▸ Task goal:
Check each line of the listing below for the string "this", and copy the ones that have it.

▸ Records to process:
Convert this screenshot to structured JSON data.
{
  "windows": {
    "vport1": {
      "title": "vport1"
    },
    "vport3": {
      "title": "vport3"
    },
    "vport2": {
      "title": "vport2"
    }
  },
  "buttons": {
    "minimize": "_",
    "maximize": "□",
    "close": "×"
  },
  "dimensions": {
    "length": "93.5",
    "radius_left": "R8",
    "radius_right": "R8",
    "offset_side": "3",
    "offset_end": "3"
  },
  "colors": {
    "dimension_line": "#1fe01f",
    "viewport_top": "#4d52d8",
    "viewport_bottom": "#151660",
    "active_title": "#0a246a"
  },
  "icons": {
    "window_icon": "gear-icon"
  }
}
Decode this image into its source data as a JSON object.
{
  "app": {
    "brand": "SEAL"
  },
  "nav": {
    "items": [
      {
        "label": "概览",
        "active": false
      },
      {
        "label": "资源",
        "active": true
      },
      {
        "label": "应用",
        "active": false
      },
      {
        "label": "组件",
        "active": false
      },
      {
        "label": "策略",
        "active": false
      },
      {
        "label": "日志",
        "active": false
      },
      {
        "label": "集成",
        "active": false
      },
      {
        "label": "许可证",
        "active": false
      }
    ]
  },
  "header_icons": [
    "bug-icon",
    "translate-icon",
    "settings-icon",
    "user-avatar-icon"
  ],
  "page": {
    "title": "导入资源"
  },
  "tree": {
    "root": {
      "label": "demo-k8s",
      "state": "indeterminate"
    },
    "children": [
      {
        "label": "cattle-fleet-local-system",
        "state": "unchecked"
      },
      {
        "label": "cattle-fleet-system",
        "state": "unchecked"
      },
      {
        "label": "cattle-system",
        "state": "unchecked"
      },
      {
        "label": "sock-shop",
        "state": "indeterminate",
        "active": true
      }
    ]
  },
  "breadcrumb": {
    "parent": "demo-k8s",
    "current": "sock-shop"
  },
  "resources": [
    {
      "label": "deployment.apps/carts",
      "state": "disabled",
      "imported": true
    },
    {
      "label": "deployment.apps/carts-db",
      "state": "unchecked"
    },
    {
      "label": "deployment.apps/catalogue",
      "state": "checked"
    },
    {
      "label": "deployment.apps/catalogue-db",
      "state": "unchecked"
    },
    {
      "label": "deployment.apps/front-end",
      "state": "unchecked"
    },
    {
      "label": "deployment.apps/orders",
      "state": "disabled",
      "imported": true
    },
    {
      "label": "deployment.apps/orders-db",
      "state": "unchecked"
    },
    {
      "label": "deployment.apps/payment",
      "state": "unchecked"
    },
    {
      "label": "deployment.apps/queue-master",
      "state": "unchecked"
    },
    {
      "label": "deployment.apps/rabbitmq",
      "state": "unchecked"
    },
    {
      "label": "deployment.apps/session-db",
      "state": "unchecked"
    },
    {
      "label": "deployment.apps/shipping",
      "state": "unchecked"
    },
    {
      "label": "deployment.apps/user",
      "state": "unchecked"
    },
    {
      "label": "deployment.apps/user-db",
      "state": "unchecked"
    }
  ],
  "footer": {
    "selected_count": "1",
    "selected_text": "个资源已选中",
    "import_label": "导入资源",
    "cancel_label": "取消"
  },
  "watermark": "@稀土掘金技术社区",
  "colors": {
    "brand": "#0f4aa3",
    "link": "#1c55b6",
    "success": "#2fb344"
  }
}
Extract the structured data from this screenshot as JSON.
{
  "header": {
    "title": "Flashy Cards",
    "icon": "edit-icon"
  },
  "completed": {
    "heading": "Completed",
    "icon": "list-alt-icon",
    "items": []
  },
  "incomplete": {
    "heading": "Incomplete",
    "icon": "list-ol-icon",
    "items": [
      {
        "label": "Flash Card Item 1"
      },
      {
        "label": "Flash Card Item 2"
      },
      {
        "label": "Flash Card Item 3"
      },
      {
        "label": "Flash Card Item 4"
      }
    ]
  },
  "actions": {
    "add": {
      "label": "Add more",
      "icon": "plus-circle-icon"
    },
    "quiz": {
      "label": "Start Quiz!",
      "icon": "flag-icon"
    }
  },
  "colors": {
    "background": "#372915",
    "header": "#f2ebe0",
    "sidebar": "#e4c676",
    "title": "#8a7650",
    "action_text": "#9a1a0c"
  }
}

▸ Written response:
Convert this screenshot to structured JSON data.
Decode this image into its source data as a JSON object.
Extract the structured data from this screenshot as JSON.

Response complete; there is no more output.